Marxists seek to understand the laws governing society so as to be able to carry out revolutionary change, in the same way that natural scientists seek to uncover the laws of nature so as best to increase our control over nature. In this sense, Marx and Engels referred to their outlook as “scientific socialism”.
The key to the Marxist method is the philosophy of dialectical materialism. Marx’s lifelong collaborator, Engels, described this philosophy as “the most general laws of motion of nature, society, and human thought.” At root, this philosophy is a philosophy of change, which has found itself confirmed in a hundred and one ways by the latest discoveries of modern science.
Today capitalism in decay threatens the sciences from multiple angles. Cuts in research spending and the casualisation of labour are grinding the sciences down. At the same time, the capitalist class funds all kinds of obscurantist movements. This has led to a revival, on the intellectual peaks of capitalist society, of mystical, idealist trends dressed up in very “scientific-sounding” phrases. At the dawn of the capitalist epoch the sciences were a key battleground in the struggle against the rubbish of the feudal era. The same is even truer today and all revolutionaries should take an interest in these struggles.
Learn the basics
Rob Sewell outlines some of the most advanced discoveries in scientific study, explaining that dialectics is nothing more than the philosophical expression of the way nature works.

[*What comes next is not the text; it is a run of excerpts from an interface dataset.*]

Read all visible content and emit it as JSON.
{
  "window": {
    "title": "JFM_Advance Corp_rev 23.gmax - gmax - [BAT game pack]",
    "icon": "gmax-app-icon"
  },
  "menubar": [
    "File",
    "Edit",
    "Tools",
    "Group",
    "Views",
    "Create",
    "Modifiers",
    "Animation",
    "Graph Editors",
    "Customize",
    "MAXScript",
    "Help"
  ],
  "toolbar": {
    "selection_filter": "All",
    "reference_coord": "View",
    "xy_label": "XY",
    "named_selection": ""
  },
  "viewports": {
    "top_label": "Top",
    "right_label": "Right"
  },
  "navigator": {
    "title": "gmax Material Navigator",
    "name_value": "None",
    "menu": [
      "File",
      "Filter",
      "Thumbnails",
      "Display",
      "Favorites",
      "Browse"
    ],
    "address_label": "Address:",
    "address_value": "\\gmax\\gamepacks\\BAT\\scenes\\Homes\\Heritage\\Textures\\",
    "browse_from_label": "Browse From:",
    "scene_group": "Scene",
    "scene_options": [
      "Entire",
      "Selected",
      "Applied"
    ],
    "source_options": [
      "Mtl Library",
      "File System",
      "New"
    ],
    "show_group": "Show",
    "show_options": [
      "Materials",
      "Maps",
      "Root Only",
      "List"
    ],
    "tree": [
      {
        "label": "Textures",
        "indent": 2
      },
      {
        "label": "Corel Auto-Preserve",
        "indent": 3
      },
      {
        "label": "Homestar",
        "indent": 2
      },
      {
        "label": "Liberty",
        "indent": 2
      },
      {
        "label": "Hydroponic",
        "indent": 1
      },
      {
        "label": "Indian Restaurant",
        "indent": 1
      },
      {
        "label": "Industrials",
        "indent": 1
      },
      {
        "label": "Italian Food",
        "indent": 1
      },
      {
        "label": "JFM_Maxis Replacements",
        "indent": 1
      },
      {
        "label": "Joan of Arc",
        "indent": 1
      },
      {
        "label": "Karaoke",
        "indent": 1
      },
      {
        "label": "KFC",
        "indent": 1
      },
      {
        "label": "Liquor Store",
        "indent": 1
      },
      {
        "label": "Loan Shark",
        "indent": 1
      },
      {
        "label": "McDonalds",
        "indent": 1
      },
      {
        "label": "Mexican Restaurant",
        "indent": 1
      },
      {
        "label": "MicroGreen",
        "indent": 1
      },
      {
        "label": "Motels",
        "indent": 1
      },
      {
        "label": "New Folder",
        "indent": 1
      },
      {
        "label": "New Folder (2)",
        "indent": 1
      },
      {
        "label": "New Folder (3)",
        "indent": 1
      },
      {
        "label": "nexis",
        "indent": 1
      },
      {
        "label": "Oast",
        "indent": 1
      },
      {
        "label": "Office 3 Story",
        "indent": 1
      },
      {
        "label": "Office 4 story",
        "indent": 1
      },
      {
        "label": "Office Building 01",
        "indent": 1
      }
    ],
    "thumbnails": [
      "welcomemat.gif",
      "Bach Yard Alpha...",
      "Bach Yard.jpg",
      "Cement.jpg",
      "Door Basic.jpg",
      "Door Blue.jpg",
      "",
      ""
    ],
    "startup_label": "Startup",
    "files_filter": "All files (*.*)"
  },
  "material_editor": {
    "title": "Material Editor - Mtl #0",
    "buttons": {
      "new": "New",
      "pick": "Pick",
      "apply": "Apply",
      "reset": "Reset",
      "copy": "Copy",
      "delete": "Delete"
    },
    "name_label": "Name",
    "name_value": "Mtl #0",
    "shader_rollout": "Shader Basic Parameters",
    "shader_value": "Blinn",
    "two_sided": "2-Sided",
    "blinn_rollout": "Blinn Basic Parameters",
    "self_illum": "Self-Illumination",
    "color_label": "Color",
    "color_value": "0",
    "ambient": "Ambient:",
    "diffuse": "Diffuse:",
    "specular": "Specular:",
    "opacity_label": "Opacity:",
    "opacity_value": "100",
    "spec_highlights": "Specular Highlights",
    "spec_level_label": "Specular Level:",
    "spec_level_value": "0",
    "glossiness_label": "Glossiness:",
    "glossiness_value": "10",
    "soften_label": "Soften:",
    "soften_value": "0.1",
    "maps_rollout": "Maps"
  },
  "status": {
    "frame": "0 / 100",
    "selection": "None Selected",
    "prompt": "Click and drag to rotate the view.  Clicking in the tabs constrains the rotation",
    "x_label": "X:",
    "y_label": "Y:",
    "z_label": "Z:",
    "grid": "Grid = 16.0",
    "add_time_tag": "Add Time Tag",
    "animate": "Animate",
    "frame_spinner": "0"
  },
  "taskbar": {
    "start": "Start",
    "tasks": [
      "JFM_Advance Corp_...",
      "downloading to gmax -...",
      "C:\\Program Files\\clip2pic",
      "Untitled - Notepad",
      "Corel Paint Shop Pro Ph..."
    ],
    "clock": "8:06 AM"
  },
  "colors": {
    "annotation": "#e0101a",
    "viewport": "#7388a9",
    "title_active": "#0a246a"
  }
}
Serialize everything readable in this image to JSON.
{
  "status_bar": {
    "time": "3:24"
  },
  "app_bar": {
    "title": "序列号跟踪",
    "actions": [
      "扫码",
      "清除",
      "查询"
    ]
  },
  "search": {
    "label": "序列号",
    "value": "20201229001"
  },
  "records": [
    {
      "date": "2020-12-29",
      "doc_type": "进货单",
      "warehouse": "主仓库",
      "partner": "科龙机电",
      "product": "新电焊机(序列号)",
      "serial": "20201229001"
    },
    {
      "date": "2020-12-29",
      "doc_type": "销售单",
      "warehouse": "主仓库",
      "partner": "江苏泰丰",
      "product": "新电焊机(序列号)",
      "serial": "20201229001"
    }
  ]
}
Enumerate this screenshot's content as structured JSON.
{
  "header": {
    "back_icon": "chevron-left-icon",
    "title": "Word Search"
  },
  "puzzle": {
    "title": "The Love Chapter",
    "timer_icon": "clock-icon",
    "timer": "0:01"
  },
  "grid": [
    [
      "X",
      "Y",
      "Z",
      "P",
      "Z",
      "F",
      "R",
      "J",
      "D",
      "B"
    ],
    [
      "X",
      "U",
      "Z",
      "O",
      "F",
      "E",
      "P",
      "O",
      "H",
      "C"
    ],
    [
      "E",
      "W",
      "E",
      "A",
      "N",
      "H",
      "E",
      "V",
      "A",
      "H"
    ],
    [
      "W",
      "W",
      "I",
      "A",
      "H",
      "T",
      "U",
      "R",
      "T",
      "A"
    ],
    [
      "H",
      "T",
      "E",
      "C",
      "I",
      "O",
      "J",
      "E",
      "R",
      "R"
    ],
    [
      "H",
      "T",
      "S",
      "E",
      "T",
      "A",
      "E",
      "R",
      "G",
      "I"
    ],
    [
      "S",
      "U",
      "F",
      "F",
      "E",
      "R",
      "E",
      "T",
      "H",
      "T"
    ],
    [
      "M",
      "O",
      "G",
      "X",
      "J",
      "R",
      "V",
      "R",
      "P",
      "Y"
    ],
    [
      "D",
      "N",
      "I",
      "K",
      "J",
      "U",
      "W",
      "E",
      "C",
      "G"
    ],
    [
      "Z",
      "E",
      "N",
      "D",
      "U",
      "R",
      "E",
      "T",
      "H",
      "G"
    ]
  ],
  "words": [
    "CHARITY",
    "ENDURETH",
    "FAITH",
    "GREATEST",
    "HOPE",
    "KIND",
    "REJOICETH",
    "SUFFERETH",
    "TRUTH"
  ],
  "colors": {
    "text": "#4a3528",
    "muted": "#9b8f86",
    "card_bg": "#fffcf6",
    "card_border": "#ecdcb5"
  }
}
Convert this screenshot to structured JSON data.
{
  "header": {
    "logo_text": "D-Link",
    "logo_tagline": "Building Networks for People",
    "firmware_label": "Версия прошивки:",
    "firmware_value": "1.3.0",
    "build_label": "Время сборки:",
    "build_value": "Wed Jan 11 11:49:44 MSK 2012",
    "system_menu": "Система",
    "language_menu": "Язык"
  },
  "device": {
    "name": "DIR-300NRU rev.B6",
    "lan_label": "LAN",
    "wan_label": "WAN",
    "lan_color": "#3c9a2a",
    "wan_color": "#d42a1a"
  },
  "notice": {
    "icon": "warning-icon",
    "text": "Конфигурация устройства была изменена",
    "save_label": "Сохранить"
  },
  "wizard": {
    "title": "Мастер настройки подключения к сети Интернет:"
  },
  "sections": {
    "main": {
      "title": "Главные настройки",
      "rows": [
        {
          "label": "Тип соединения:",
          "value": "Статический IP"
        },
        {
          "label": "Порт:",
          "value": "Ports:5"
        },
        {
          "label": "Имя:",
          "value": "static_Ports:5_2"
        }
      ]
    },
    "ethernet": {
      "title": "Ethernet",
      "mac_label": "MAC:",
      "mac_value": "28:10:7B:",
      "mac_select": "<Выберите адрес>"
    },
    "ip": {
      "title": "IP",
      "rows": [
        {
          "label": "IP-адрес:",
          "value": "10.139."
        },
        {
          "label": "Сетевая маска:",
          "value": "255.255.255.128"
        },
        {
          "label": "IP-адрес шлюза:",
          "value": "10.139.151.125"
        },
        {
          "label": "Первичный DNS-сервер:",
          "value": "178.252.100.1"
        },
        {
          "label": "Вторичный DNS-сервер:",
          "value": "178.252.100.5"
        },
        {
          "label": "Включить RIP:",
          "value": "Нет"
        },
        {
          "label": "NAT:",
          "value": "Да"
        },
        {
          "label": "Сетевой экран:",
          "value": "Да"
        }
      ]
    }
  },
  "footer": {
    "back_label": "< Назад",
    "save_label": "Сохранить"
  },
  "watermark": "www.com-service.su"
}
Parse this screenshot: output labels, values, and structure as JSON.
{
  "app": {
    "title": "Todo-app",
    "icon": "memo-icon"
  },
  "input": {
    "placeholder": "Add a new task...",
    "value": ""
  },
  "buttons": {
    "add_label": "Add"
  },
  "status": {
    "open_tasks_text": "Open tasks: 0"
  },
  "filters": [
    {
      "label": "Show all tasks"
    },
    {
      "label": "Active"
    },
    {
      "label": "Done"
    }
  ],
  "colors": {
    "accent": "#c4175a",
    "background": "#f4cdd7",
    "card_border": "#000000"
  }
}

We are told that capitalist competition pushes science to new frontiers and gives big corporations incentive to invent new medicines, drugs, and treatments. But in fact, the precise opposite is true.
The latest developments in science through ‘chaos theory’ are finally beginning to make redundant any religious explanation of the workings of the universe.
The last century has seen the most spectacular advances in science in the whole of history. Yet time after time we see that science cannot escape from society and politics.
The strength of the scientific method has been so great that it has created a sense of infallibility. But the decay of capitalism is now causing many to question the reliability of research.
Marxist classics & books
A growing number of scientists are becoming discontented with the old outlook. The rapid rise of the theory of Chaos and Complexity was one of the most significant developments in science at the turn of the new millennium. Many of the ideas expressed by this new trend are strikingly similar to the theories of dialectical materialism worked out by Marx and Engels over 150 years ago.
“A short, coherent account of our relation to the Hegelian philosophy, of how we proceeded, as well as of how we separated, from it, appeared to me to be required more and more. Equally, a full acknowledgement of the influence which Feuerbach had upon us during our period of storm and stress, appeared to me to be an undischarged debt of honour.”
A classic of Marxism, Anti-Dühring was highly recommended by Lenin as a ‘text book’ of scientific socialism. It remains a classic exposition of the laws of dialectical materialism, the philosophy of Marxism.
Ever since Engels' arrival in London in 1870, he was keen to write a comprehensive work on science and dialectical materialism. The notes and studies for such a work make up the present volume – an essential read for all those who want to develop a deeper understanding of Marxist philosophy.
This work played a decisive part in combating the Machist revision of Marxism. It enabled the philosophical ideas of Marxism to spread widely among the mass of party members and helped the party activists and progressive workers to master dialectical and historical materialism.
Another work by Lenin, consisting of three notebooks exploring Hegel's groundbreaking work.
Audio & video
In this talk from the Revolution Festival 2018, Daniel Morley examines one of the most long-standing questions of philosophy: what is consciousness?
John Pickard, former editor of British Marxist newspaper Militant, speaks on the role played by labour in the transition from ape to man.
In this talk, Adam Booth explores the revolutionary history of scientific development and explains how modern scientific theories confirm the Marxist philosophical outlook of dialectical materialism.
Using a number of examples from science Ben Curry demonstrates one of the basic principles of dialectics: that change occurs through a process of 'quantity and quality'. In other words, the gradual accumulation of small quantitative changes eventually leads to the qualitative transformation of a system to a new equilibrium state.
In this talk, Ben Curry gives an overview of the historical development of scientific theories and the philosophical ideas that lie behind some of the biggest scientific revolutions in history. The latest developments and discoveries in modern science are a tremendous vindication of the Marxist philosophy of dialectical materialism.
We find ourselves today surrounded by a plethora of new technology, automated processes, and time-saving devices. In this recording, Adam Booth discusses the question of technology, machinery, and innovation under capitalism, looking at how private property and production for profit have become an enormous barrier to society's development.